◆ PROBLEM STATEMENT:
Nothing should appear in the answer except the line containing "Decode this image" and the lines following it through the end of the listing, each given exactly.
(DATA IN THIS EXERCISE Opens)
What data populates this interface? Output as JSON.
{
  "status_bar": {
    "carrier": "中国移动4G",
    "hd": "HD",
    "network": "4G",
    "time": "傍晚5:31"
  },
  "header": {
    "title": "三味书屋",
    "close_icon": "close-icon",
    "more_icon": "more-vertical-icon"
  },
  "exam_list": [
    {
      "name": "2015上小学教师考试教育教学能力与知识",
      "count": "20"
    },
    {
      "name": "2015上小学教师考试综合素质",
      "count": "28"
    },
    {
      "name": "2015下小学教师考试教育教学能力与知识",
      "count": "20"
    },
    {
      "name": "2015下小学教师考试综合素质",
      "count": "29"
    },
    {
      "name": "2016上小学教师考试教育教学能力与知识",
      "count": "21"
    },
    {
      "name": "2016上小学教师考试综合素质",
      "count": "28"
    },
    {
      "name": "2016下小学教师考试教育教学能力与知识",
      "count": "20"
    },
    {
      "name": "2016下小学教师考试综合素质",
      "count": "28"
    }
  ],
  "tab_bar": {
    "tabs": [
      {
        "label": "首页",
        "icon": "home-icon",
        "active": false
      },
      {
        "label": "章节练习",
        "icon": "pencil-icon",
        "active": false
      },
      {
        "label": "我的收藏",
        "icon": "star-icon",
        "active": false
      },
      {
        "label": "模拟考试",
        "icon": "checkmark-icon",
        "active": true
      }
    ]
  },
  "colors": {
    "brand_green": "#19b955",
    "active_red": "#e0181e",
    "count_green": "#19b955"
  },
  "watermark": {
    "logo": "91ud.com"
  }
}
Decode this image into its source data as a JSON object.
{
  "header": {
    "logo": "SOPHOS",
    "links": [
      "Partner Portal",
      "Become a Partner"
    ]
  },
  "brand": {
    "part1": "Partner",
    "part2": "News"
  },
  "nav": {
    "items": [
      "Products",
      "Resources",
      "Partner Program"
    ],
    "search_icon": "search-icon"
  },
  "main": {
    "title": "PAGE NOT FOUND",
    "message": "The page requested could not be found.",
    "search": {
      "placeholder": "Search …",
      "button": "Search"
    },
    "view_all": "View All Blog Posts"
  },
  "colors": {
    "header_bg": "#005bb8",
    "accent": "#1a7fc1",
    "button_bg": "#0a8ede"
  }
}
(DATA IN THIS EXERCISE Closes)
◆ YOUR SOLUTION:
Decode this image into its source data as a JSON object.
{
  "header": {
    "logo": "SOPHOS",
    "links": [
      "Partner Portal",
      "Become a Partner"
    ]
  },
  "brand": {
    "part1": "Partner",
    "part2": "News"
  },
  "nav": {
    "items": [
      "Products",
      "Resources",
      "Partner Program"
    ],
    "search_icon": "search-icon"
  },
  "main": {
    "title": "PAGE NOT FOUND",
    "message": "The page requested could not be found.",
    "search": {
      "placeholder": "Search …",
      "button": "Search"
    },
    "view_all": "View All Blog Posts"
  },
  "colors": {
    "header_bg": "#005bb8",
    "accent": "#1a7fc1",
    "button_bg": "#0a8ede"
  }
}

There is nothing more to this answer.